The income gap between male and female barristers has increased over the last 20 years, new Bar Council figures have shown.
A separate release of data has shown has barristers working in criminal law suffered more financial hardship than any other area of practice as a result of Covid.
Last year, Bar Council research revealed “shocking discrepancies” in income – in all but two of the 30 practice areas analysed, female barristers received a lower proportion of the gross fee income than their representation in the field.
The new analysis looked back over 20 years and found that, since 2000, male barristers’ average income has jumped from a little over £50,000 to £90,000. But for women, it has gone from around £31,000 to £53,000.
The growing disparity occurred both in areas of practice where there was already a big gap – in commercial and financial services, for example, female barristers in 2000 earned on average 49% less than men, and it was 57% in 2020 – and in areas where it was small.
In employment, the gap between male and female earnings has increased from 8% in 2000 to 16%.
However, the reverse was true in practice areas where women dominate. Some six in 10 family barristers handling children work were women in 2020 and the income gap has shrunk from 21% to 4%.
“These figures demonstrate that, although we are making progress in representation of women at the Bar, we have a long way to go to achieve equality,” the report concluded.
“It’s worrying that the gap between men and women is getting wider. Women have accounted for half of all new pupils for 20 years now, so we have to ask difficult questions about why so many leave and why men continue to out-earn women.”
The Bar Council’s Modernising the Bar programme began in 2019 and is aiming to effect change on the distribution of work, along with issuing practice management guidance, using mentoring more, running the Bar Council leadership programme, and taking measures to tackle discrimination and inappropriate behaviours.
The research also showed that, over the 20 years, criminal law barristers have seen a real-terms decrease in income.
Adjusted for inflation, male criminal barristers have seen a 33% decrease in earnings since their peak of £150,000 in 2006. The pay gap has narrowed somewhat over the two decades from 51% to 38%.
To make matters worse, separate research showed that criminal barristers were the most likely to report a negative impact from the pandemic (80%) than any other practice area.
The survey of 3,479 barristers on the impact of Covid formed part of the latest Barristers’ working lives survey conducted by the Bar Council, which also highlighted the extent of bullying, harassment and discrimination at the Bar.
Just under one in three barristers (30%) reported that the pandemic had a positive impact on their practice/work overall, but 63% said it had a negative impact.
Again there are stark differences by practice area: family barristers were neutral overall about the impact of the pandemic, but 53% of criminal barristers felt it had a significant negative impact on their practice/work overall, and a further 27% said it had a small negative impact.
Barristers in personal injury/professional negligence were the next most likely to report negative impacts of the pandemic.
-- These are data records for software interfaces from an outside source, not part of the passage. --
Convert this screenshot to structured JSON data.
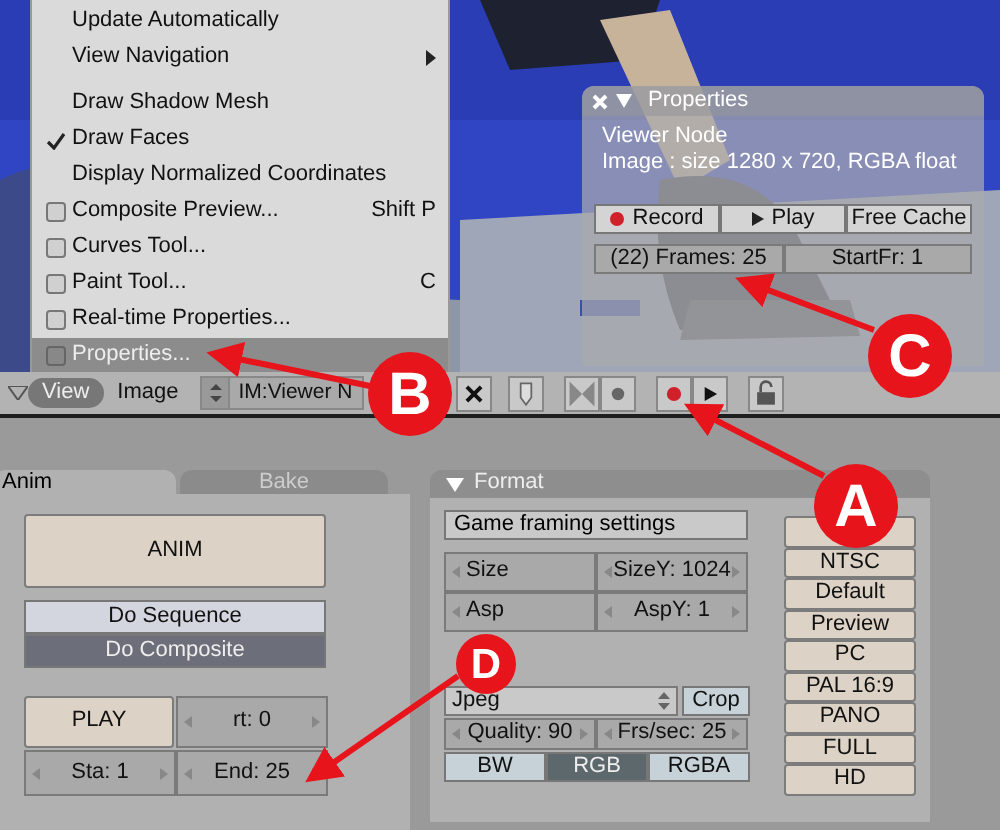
{
  "menu": {
    "items": [
      {
        "label": "Update Automatically",
        "kind": "plain",
        "selected": false
      },
      {
        "label": "View Navigation",
        "kind": "submenu",
        "selected": false
      },
      {
        "kind": "separator"
      },
      {
        "label": "Draw Shadow Mesh",
        "kind": "tick",
        "checked": false,
        "selected": false
      },
      {
        "label": "Draw Faces",
        "kind": "tick",
        "checked": true,
        "selected": false
      },
      {
        "label": "Display Normalized Coordinates",
        "kind": "tick",
        "checked": false,
        "selected": false
      },
      {
        "label": "Composite Preview...",
        "kind": "checkbox",
        "shortcut": "Shift P",
        "selected": false
      },
      {
        "label": "Curves Tool...",
        "kind": "checkbox",
        "selected": false
      },
      {
        "label": "Paint Tool...",
        "kind": "checkbox",
        "shortcut": "C",
        "selected": false
      },
      {
        "label": "Real-time Properties...",
        "kind": "checkbox",
        "selected": false
      },
      {
        "label": "Properties...",
        "kind": "checkbox",
        "selected": true
      }
    ]
  },
  "properties_panel": {
    "title": "Properties",
    "lines": [
      "Viewer Node",
      "Image : size 1280 x 720, RGBA float"
    ],
    "buttons": [
      {
        "label": "Record",
        "kind": "record"
      },
      {
        "label": "Play",
        "kind": "play"
      },
      {
        "label": "Free Cache",
        "kind": "plain"
      }
    ],
    "fields": [
      "(22) Frames: 25",
      "StartFr: 1"
    ]
  },
  "header": {
    "menus": [
      {
        "label": "View",
        "selected": true
      },
      {
        "label": "Image",
        "selected": false
      }
    ],
    "image_selector": "IM:Viewer N"
  },
  "anim_panel": {
    "tabs": [
      {
        "label": "Anim",
        "selected": true
      },
      {
        "label": "Bake",
        "selected": false
      }
    ],
    "anim_button": "ANIM",
    "pipeline": [
      {
        "label": "Do Sequence",
        "selected": false
      },
      {
        "label": "Do Composite",
        "selected": true
      }
    ],
    "play_button": "PLAY",
    "fields": [
      "rt: 0",
      "Sta: 1",
      "End: 25"
    ]
  },
  "format_panel": {
    "title": "Format",
    "game_framing": "Game framing settings",
    "size_fields": [
      "Size",
      "SizeY: 1024",
      "Asp",
      "AspY: 1"
    ],
    "file_type": "Jpeg",
    "crop": "Crop",
    "fields": [
      "Quality: 90",
      "Frs/sec: 25"
    ],
    "color_modes": [
      {
        "label": "BW",
        "selected": false
      },
      {
        "label": "RGB",
        "selected": true
      },
      {
        "label": "RGBA",
        "selected": false
      }
    ],
    "presets": [
      "NTSC",
      "Default",
      "Preview",
      "PC",
      "PAL 16:9",
      "PANO",
      "FULL",
      "HD"
    ]
  },
  "callouts": [
    {
      "label": "A"
    },
    {
      "label": "B"
    },
    {
      "label": "C"
    },
    {
      "label": "D"
    }
  ]
}
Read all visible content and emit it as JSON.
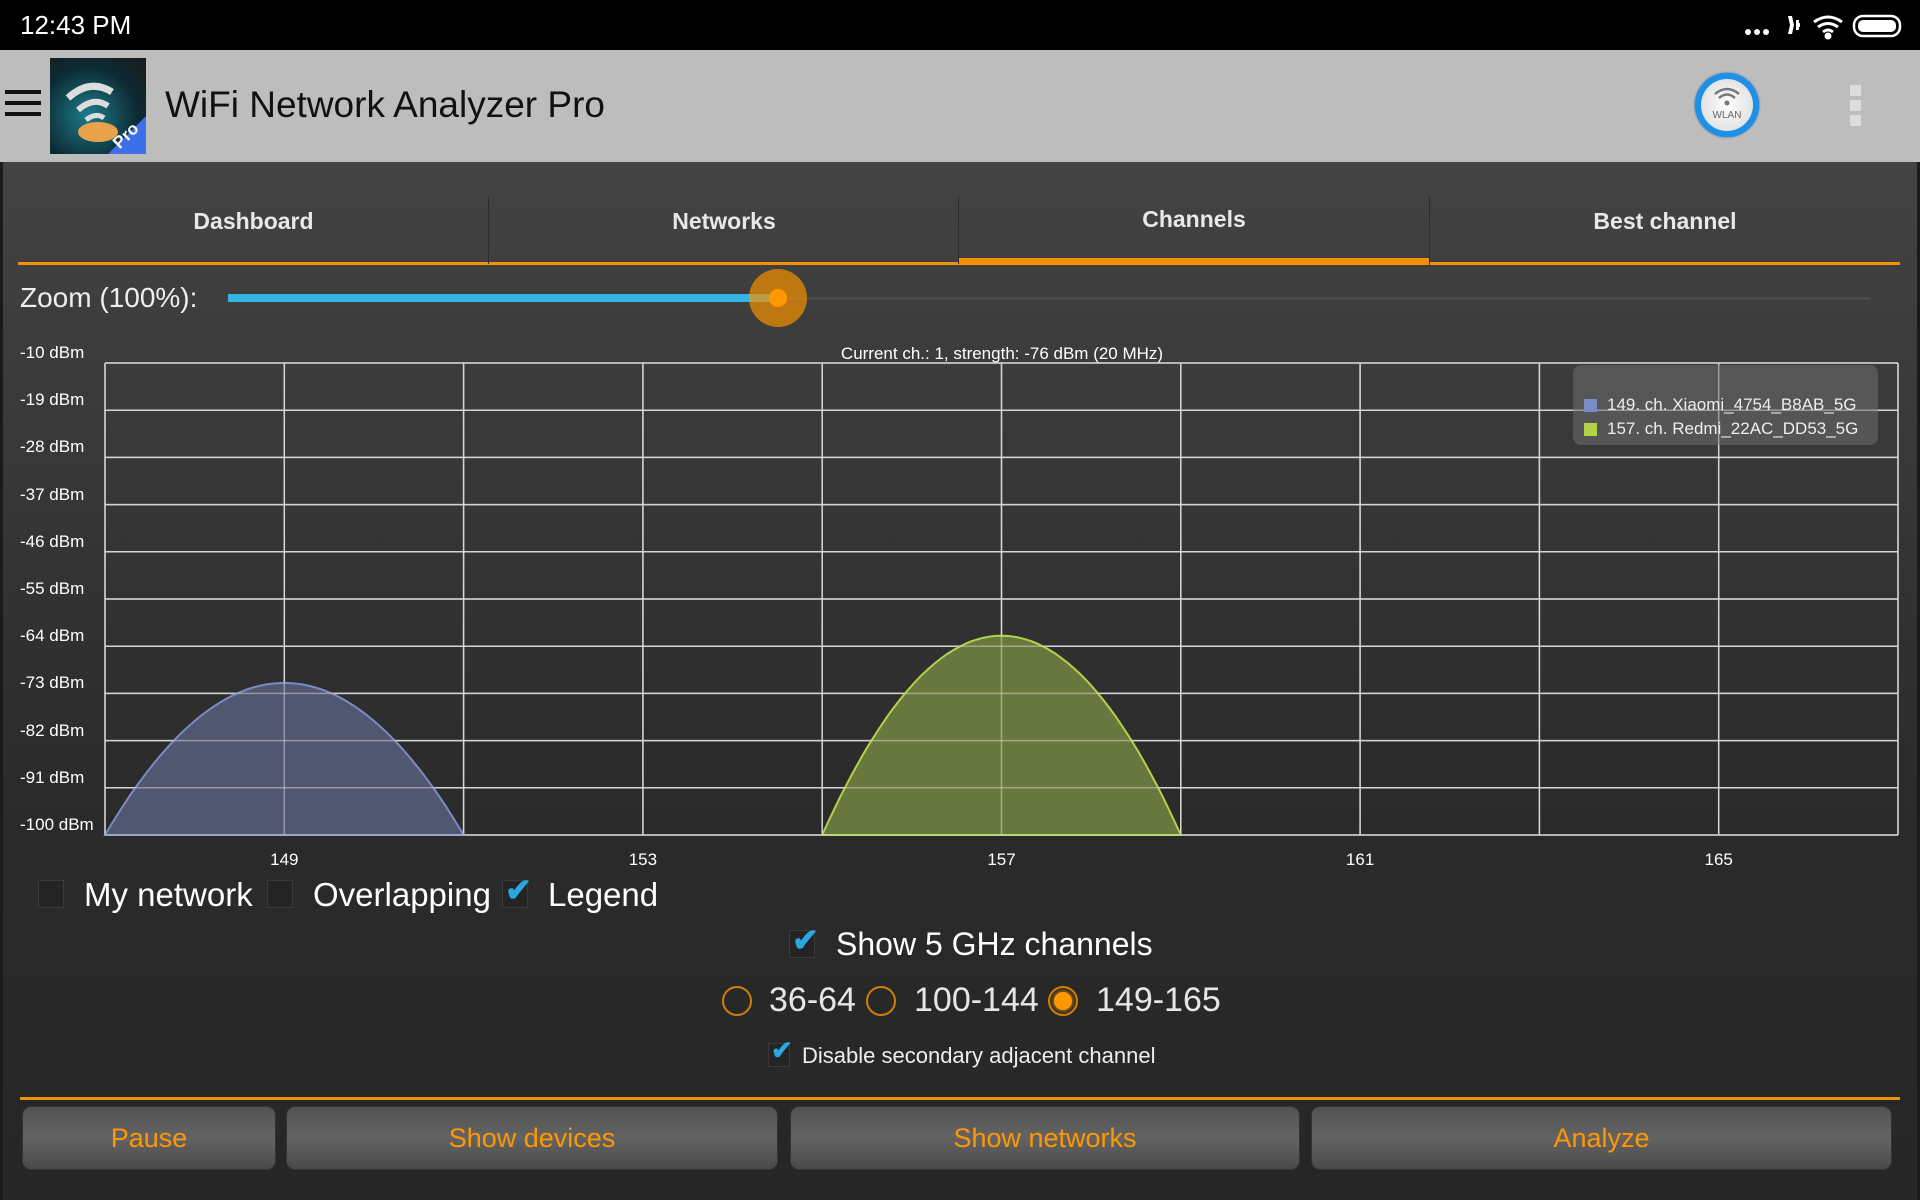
{
  "status_bar": {
    "time": "12:43 PM",
    "icons": [
      "more-dots-icon",
      "airplane-mode-icon",
      "wifi-signal-icon",
      "battery-icon"
    ]
  },
  "app_bar": {
    "menu_icon": "hamburger-menu-icon",
    "app_icon": "wifi-analyzer-pro-logo",
    "app_icon_badge": "Pro",
    "title": "WiFi Network Analyzer Pro",
    "wlan_button_label": "WLAN",
    "overflow_icon": "overflow-menu-icon"
  },
  "tabs": [
    {
      "label": "Dashboard",
      "active": false
    },
    {
      "label": "Networks",
      "active": false
    },
    {
      "label": "Channels",
      "active": true
    },
    {
      "label": "Best channel",
      "active": false
    }
  ],
  "zoom": {
    "label": "Zoom (100%):",
    "value_fraction": 0.335
  },
  "chart_data": {
    "type": "area",
    "title": "Current ch.: 1, strength: -76 dBm (20 MHz)",
    "xlabel": "",
    "ylabel": "",
    "x_range": [
      147,
      167
    ],
    "x_ticks": [
      149,
      153,
      157,
      161,
      165
    ],
    "x_gridlines_every": 2,
    "y_range": [
      -100,
      -10
    ],
    "y_ticks": [
      "-10 dBm",
      "-19 dBm",
      "-28 dBm",
      "-37 dBm",
      "-46 dBm",
      "-55 dBm",
      "-64 dBm",
      "-73 dBm",
      "-82 dBm",
      "-91 dBm",
      "-100 dBm"
    ],
    "y_tick_values": [
      -10,
      -19,
      -28,
      -37,
      -46,
      -55,
      -64,
      -73,
      -82,
      -91,
      -100
    ],
    "grid": true,
    "legend_position": "top-right",
    "series": [
      {
        "name": "149. ch. Xiaomi_4754_B8AB_5G",
        "channel": 149,
        "peak_dbm": -71,
        "width_channels": 4,
        "color": "#7b8bc4",
        "fill": "#535a74"
      },
      {
        "name": "157. ch. Redmi_22AC_DD53_5G",
        "channel": 157,
        "peak_dbm": -62,
        "width_channels": 4,
        "color": "#b5d14a",
        "fill": "#6b7b3f"
      }
    ]
  },
  "options": {
    "my_network": {
      "label": "My network",
      "checked": false
    },
    "overlapping": {
      "label": "Overlapping",
      "checked": false
    },
    "legend": {
      "label": "Legend",
      "checked": true
    },
    "show_5ghz": {
      "label": "Show 5 GHz channels",
      "checked": true
    },
    "bands": [
      {
        "label": "36-64",
        "selected": false
      },
      {
        "label": "100-144",
        "selected": false
      },
      {
        "label": "149-165",
        "selected": true
      }
    ],
    "disable_secondary": {
      "label": "Disable secondary adjacent channel",
      "checked": true
    }
  },
  "buttons": {
    "pause": "Pause",
    "show_devices": "Show devices",
    "show_networks": "Show networks",
    "analyze": "Analyze"
  },
  "colors": {
    "accent": "#f39200",
    "slider": "#34b4e4",
    "check": "#29a8e0"
  }
}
Some 28% of barristers of all stripes experienced financial hardship, but this rose to 51% of criminal barristers. Barristers in commercial and chancery (14%) and employed barristers (10%) were least likely to suffer this way.
Approaching half of Asian barristers (44%) said they had suffered financial hardship, compared to 30% of Black barristers and 26% of White barristers.
Employed barristers fared far better than those in chambers or sole practitioners.
Asked whether there was anything about their practice of working patterns they would like to change in the future, the most popular choice of those wanting change was more remote working (60%), followed by more flexible working (42%).
Two-thirds of male barristers felt that work was distributed fairly, compared with only half of female barristers.
White barristers were most likely to feel that work was distributed fairly (62%), compared to 40% of Asian barristers and only 30% of Black barristers.